Coupang Coupang is famous for it’s friendly delivery staff and 로켓배송 (Rocket Delivery) which arrives usually within 24 hours of the qualifying order being placed. It’s also a good place to find new, trendy  skincare products from brands you can’t find in stores. The site is only in Korean but is otherwise easy to navigate. If you don’t know Korean have a someone help you with the checkout process. Highly recommended.

쓱 SSG Emart – 쓱 (pronounced ssuk)  is a Korean language onomatopoeia which means secretly or sneakily. This is, I assume, referring to their quick and convenient delivery. This site is also only in Korean. With 쓱 you can choose the date and time of delivery and be notified via texts of when they arrive (Coupang does this, too, but I find 쓱 to be more precise and informative). The delivery men are respectful and if you are not home when they deliver they will either call you to find out where you are or just put everything in a huge paper shopping bag and leave it at your door. Almost everything comes at the same time.Their selection, particularly of imported items on Emart Traders, is growing as they become more popular. They also feature three of their own brands: the Emart generic brand, a brand called NoBrand of basic food and household items and Peacock, a brand which seems to be trying to do something like Trader Joe’s in America. Both generic brands are fine for your essentials. I’ve had fun ordering things by the Peacock brand. Everything by them has been delicious and I think they’ve done a good job with some of the ethnic foods. However, for some basic items the price is, in my opinion, too expensive for something that tastes only marginally better then the generic brand (like the kimchi).
Also, while 쓱’s produce is a good price and they have amazing, gigantic kale, you can buy those things more cheaply at a local produce stand or watch the sales at a bigger mart.

G-Market– G-Market is more of an kind of deal with groceries only making up a fraction of what they sell. The only drawing point of G-Market for me is that they have partnered with HomePlus, which I frequent for their cheap selection of basic American cheeses like blocks of MeadowGold Colby Jack and the like. Other foreigners might like it because it has an English (and Chinese) version of the site and you can use their PayPal feature at checkout. However, the delivery men are not the nicest and it’s not as popular as it once was. The HomePlus store works similar to SGG Emart but I haven’t actually ordered anything yet. I usually just go to my local HomePlus. I hope that SGG Emart will have more and cheaper cheeses soon I can just get them that way.

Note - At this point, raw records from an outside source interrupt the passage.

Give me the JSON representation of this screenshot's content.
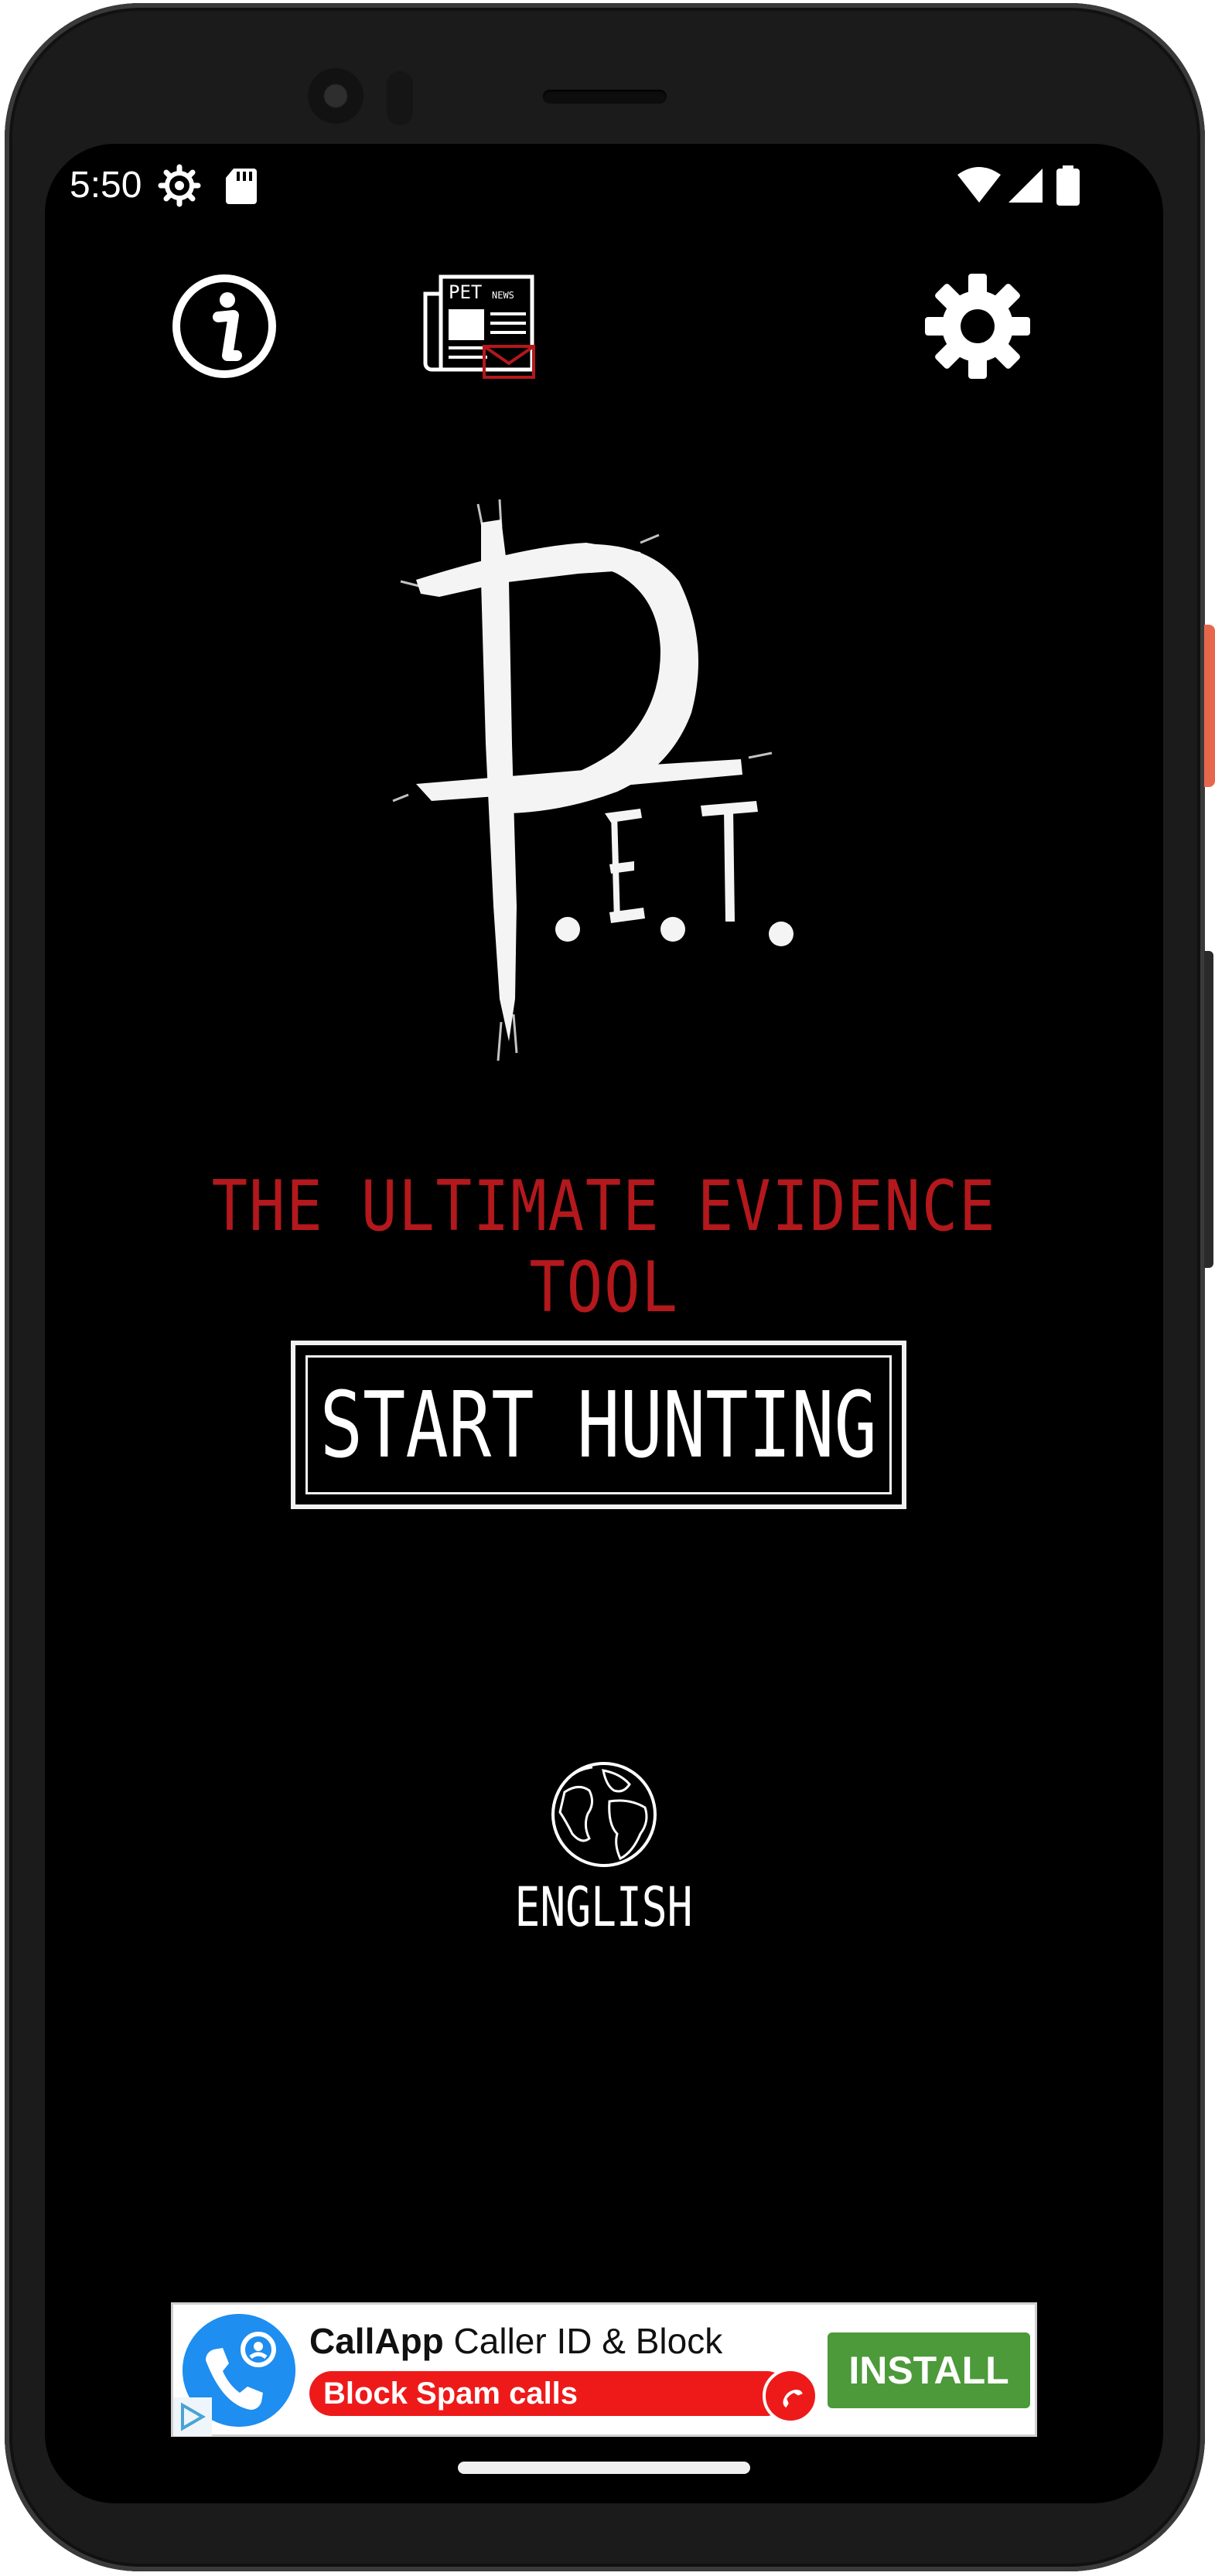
{
  "status_bar": {
    "time": "5:50",
    "left_icons": [
      "settings-gear-icon",
      "sd-card-icon"
    ],
    "right_icons": [
      "wifi-icon",
      "cell-signal-icon",
      "battery-icon"
    ]
  },
  "top_bar": {
    "icons": [
      "info-icon",
      "newspaper-icon",
      "settings-icon"
    ],
    "news_icon_text": "PET",
    "news_icon_subtext": "NEWS"
  },
  "logo": {
    "text": "P.E.T."
  },
  "tagline": "THE ULTIMATE EVIDENCE TOOL",
  "start_button": {
    "label": "START HUNTING"
  },
  "language": {
    "icon": "globe-icon",
    "label": "ENGLISH"
  },
  "ad": {
    "app_name": "CallApp",
    "title_rest": " Caller ID & Block",
    "subtitle": "Block Spam calls",
    "cta": "INSTALL",
    "colors": {
      "cta": "#4c9a3a",
      "subtitle_bg": "#ee1a1a",
      "icon_bg": "#1e8ef0"
    }
  },
  "colors": {
    "background": "#000000",
    "tagline": "#b3181c",
    "text": "#ffffff"
  }
}
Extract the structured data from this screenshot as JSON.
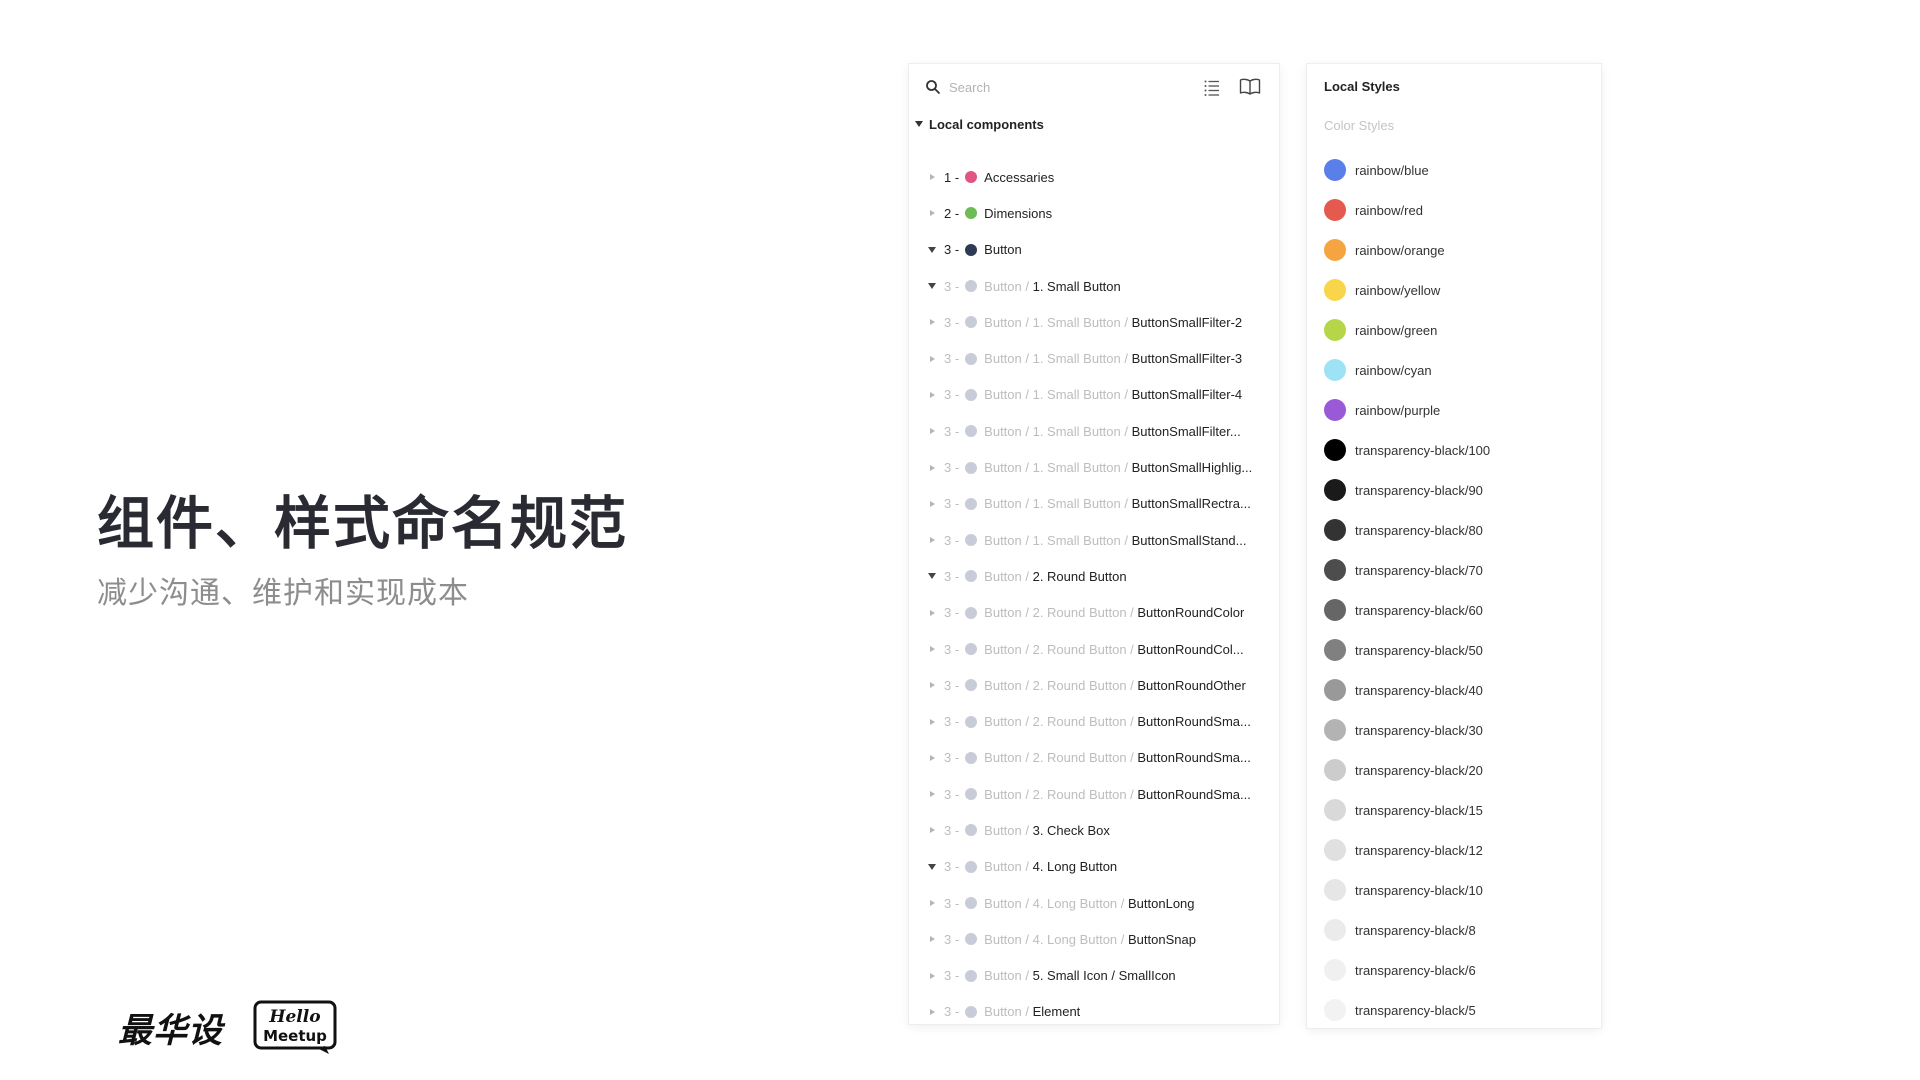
{
  "slide": {
    "title": "组件、样式命名规范",
    "subtitle": "减少沟通、维护和实现成本",
    "logo1": "最华设",
    "logo2_line1": "Hello",
    "logo2_line2": "Meetup"
  },
  "components_panel": {
    "search_placeholder": "Search",
    "section_label": "Local components",
    "rows": [
      {
        "expanded": false,
        "faded": true,
        "num": "1 -",
        "dot": "#e05585",
        "prefix": "",
        "name": "Accessaries",
        "fadeNum": false
      },
      {
        "expanded": false,
        "faded": true,
        "num": "2 -",
        "dot": "#6cbb55",
        "prefix": "",
        "name": "Dimensions",
        "fadeNum": false
      },
      {
        "expanded": true,
        "faded": true,
        "num": "3 -",
        "dot": "#2e3a55",
        "prefix": "",
        "name": "Button",
        "fadeNum": false
      },
      {
        "expanded": true,
        "faded": true,
        "num": "3 -",
        "dot": "#c8ccd8",
        "prefix": "Button / ",
        "name": "1. Small Button",
        "fadeNum": true
      },
      {
        "expanded": false,
        "faded": true,
        "num": "3 -",
        "dot": "#c8ccd8",
        "prefix": "Button / 1. Small Button / ",
        "name": "ButtonSmallFilter-2",
        "fadeNum": true
      },
      {
        "expanded": false,
        "faded": true,
        "num": "3 -",
        "dot": "#c8ccd8",
        "prefix": "Button / 1. Small Button / ",
        "name": "ButtonSmallFilter-3",
        "fadeNum": true
      },
      {
        "expanded": false,
        "faded": true,
        "num": "3 -",
        "dot": "#c8ccd8",
        "prefix": "Button / 1. Small Button / ",
        "name": "ButtonSmallFilter-4",
        "fadeNum": true
      },
      {
        "expanded": false,
        "faded": true,
        "num": "3 -",
        "dot": "#c8ccd8",
        "prefix": "Button / 1. Small Button / ",
        "name": "ButtonSmallFilter...",
        "fadeNum": true
      },
      {
        "expanded": false,
        "faded": true,
        "num": "3 -",
        "dot": "#c8ccd8",
        "prefix": "Button / 1. Small Button / ",
        "name": "ButtonSmallHighlig...",
        "fadeNum": true
      },
      {
        "expanded": false,
        "faded": true,
        "num": "3 -",
        "dot": "#c8ccd8",
        "prefix": "Button / 1. Small Button / ",
        "name": "ButtonSmallRectra...",
        "fadeNum": true
      },
      {
        "expanded": false,
        "faded": true,
        "num": "3 -",
        "dot": "#c8ccd8",
        "prefix": "Button / 1. Small Button / ",
        "name": "ButtonSmallStand...",
        "fadeNum": true
      },
      {
        "expanded": true,
        "faded": true,
        "num": "3 -",
        "dot": "#c8ccd8",
        "prefix": "Button / ",
        "name": "2. Round Button",
        "fadeNum": true
      },
      {
        "expanded": false,
        "faded": true,
        "num": "3 -",
        "dot": "#c8ccd8",
        "prefix": "Button / 2. Round Button / ",
        "name": "ButtonRoundColor",
        "fadeNum": true
      },
      {
        "expanded": false,
        "faded": true,
        "num": "3 -",
        "dot": "#c8ccd8",
        "prefix": "Button / 2. Round Button / ",
        "name": "ButtonRoundCol...",
        "fadeNum": true
      },
      {
        "expanded": false,
        "faded": true,
        "num": "3 -",
        "dot": "#c8ccd8",
        "prefix": "Button / 2. Round Button / ",
        "name": "ButtonRoundOther",
        "fadeNum": true
      },
      {
        "expanded": false,
        "faded": true,
        "num": "3 -",
        "dot": "#c8ccd8",
        "prefix": "Button / 2. Round Button / ",
        "name": "ButtonRoundSma...",
        "fadeNum": true
      },
      {
        "expanded": false,
        "faded": true,
        "num": "3 -",
        "dot": "#c8ccd8",
        "prefix": "Button / 2. Round Button / ",
        "name": "ButtonRoundSma...",
        "fadeNum": true
      },
      {
        "expanded": false,
        "faded": true,
        "num": "3 -",
        "dot": "#c8ccd8",
        "prefix": "Button / 2. Round Button / ",
        "name": "ButtonRoundSma...",
        "fadeNum": true
      },
      {
        "expanded": false,
        "faded": true,
        "num": "3 -",
        "dot": "#c8ccd8",
        "prefix": "Button / ",
        "name": "3. Check Box",
        "fadeNum": true
      },
      {
        "expanded": true,
        "faded": true,
        "num": "3 -",
        "dot": "#c8ccd8",
        "prefix": "Button / ",
        "name": "4. Long Button",
        "fadeNum": true
      },
      {
        "expanded": false,
        "faded": true,
        "num": "3 -",
        "dot": "#c8ccd8",
        "prefix": "Button / 4. Long Button / ",
        "name": "ButtonLong",
        "fadeNum": true
      },
      {
        "expanded": false,
        "faded": true,
        "num": "3 -",
        "dot": "#c8ccd8",
        "prefix": "Button / 4. Long Button / ",
        "name": "ButtonSnap",
        "fadeNum": true
      },
      {
        "expanded": false,
        "faded": true,
        "num": "3 -",
        "dot": "#c8ccd8",
        "prefix": "Button / ",
        "name": "5. Small Icon / SmallIcon",
        "fadeNum": true
      },
      {
        "expanded": false,
        "faded": true,
        "num": "3 -",
        "dot": "#c8ccd8",
        "prefix": "Button / ",
        "name": "Element",
        "fadeNum": true
      }
    ]
  },
  "styles_panel": {
    "title": "Local Styles",
    "subtitle": "Color Styles",
    "colors": [
      {
        "name": "rainbow/blue",
        "color": "#5b7fe8"
      },
      {
        "name": "rainbow/red",
        "color": "#e55a4e"
      },
      {
        "name": "rainbow/orange",
        "color": "#f4a541"
      },
      {
        "name": "rainbow/yellow",
        "color": "#f8d549"
      },
      {
        "name": "rainbow/green",
        "color": "#b6d64a"
      },
      {
        "name": "rainbow/cyan",
        "color": "#9ee3f5"
      },
      {
        "name": "rainbow/purple",
        "color": "#9a5ad8"
      },
      {
        "name": "transparency-black/100",
        "color": "#000000"
      },
      {
        "name": "transparency-black/90",
        "color": "#1a1a1a"
      },
      {
        "name": "transparency-black/80",
        "color": "#333333"
      },
      {
        "name": "transparency-black/70",
        "color": "#4d4d4d"
      },
      {
        "name": "transparency-black/60",
        "color": "#666666"
      },
      {
        "name": "transparency-black/50",
        "color": "#808080"
      },
      {
        "name": "transparency-black/40",
        "color": "#999999"
      },
      {
        "name": "transparency-black/30",
        "color": "#b3b3b3"
      },
      {
        "name": "transparency-black/20",
        "color": "#cccccc"
      },
      {
        "name": "transparency-black/15",
        "color": "#d9d9d9"
      },
      {
        "name": "transparency-black/12",
        "color": "#e0e0e0"
      },
      {
        "name": "transparency-black/10",
        "color": "#e6e6e6"
      },
      {
        "name": "transparency-black/8",
        "color": "#ebebeb"
      },
      {
        "name": "transparency-black/6",
        "color": "#f0f0f0"
      },
      {
        "name": "transparency-black/5",
        "color": "#f2f2f2"
      }
    ]
  }
}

These are the main sites for groceries. The way I’ve been doing it lately is using SGG Emart for all the food purchases, with the exception of most produce, and Coupang for household item purchases (which are sometimes paid from my food money account).

Ordering groceries this way is also great when I’m not feeling well and can’t make it to the mart often, since that includes the 5 flights of stairs and anywhere from a 5 to 15 minute walk. This is usually not a problem but it’s really nice to have the online ordering backup there just in case. Then I can focus my energies on actually preparing the food!

I hope this blog was helpful and keep a lookout for my next blog on shopping the marts and markets!